If a line in the records below includes the word "dakika", count it, then give the total and nothing else.

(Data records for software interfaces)
#####
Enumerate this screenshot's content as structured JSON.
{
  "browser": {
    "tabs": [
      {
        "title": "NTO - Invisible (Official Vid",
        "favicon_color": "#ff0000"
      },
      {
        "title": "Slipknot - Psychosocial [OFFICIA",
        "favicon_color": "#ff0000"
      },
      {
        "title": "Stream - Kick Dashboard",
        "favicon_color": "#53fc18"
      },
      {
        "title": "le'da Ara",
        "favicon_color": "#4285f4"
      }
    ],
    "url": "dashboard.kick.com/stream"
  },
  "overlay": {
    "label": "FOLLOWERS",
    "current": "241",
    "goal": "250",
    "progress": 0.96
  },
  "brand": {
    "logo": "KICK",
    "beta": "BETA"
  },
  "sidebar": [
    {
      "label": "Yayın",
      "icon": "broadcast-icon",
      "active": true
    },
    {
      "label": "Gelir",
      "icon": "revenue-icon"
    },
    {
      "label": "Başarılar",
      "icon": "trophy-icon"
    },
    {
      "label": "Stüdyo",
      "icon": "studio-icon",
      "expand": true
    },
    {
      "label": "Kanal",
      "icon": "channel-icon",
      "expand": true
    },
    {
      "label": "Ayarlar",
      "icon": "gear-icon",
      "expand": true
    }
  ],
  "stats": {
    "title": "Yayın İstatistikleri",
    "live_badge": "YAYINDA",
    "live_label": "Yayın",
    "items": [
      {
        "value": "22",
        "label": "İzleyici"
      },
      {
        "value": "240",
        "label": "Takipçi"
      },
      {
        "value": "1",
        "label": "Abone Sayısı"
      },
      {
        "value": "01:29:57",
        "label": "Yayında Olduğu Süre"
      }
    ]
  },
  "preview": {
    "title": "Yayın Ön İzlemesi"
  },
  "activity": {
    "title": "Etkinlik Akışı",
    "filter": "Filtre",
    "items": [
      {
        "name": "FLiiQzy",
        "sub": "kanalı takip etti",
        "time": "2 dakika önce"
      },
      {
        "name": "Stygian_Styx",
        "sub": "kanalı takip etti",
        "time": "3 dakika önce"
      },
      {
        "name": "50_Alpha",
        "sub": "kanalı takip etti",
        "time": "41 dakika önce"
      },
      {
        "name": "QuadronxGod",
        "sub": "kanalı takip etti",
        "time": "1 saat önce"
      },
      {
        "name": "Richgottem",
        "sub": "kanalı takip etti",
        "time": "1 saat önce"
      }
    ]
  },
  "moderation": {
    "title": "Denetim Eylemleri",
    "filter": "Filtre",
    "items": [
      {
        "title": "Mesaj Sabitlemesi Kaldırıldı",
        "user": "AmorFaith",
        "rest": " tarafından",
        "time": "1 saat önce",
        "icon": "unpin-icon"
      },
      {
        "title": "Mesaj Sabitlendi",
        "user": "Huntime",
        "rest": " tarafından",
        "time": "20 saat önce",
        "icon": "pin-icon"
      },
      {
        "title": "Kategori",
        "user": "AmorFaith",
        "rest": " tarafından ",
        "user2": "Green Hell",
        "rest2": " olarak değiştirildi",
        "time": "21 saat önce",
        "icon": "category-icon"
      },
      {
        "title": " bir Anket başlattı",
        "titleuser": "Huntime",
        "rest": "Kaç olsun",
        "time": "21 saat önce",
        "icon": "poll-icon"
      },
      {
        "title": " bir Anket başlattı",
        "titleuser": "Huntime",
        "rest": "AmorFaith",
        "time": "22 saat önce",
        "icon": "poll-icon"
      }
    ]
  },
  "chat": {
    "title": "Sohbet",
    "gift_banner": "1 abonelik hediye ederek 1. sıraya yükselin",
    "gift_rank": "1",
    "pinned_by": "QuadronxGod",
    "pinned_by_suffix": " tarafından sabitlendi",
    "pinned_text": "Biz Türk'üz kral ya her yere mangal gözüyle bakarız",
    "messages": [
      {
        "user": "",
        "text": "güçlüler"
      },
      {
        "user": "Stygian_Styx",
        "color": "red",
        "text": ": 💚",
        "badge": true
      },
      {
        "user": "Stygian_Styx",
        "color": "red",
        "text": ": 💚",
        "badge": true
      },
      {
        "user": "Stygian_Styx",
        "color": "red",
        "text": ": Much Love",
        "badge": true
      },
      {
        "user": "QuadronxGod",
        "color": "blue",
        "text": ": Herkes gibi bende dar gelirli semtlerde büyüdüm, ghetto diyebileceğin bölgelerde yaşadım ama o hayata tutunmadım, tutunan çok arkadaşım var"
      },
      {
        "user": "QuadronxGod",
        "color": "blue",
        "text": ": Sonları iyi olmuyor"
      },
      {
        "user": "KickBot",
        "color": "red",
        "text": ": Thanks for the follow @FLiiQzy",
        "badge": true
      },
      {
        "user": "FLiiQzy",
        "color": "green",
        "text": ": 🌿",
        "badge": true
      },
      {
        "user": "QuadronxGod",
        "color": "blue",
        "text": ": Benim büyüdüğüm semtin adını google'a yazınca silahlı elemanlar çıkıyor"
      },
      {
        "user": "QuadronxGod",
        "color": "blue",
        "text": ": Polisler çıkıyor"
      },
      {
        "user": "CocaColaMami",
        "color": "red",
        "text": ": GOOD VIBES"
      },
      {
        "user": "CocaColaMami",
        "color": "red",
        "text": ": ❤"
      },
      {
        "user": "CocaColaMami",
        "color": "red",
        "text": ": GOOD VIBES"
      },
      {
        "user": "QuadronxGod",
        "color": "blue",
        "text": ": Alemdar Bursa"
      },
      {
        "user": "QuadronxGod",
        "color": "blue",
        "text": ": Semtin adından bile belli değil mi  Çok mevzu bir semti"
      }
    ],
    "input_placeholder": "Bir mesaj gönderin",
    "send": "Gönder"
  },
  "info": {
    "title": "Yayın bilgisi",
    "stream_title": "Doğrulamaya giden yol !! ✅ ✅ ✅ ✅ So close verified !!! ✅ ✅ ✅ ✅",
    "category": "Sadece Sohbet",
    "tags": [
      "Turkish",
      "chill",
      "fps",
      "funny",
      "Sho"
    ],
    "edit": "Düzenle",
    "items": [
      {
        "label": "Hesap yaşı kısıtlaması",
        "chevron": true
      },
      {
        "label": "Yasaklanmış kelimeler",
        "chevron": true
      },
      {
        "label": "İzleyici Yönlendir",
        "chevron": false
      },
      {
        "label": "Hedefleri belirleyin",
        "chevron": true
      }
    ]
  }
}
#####
Completed task —
3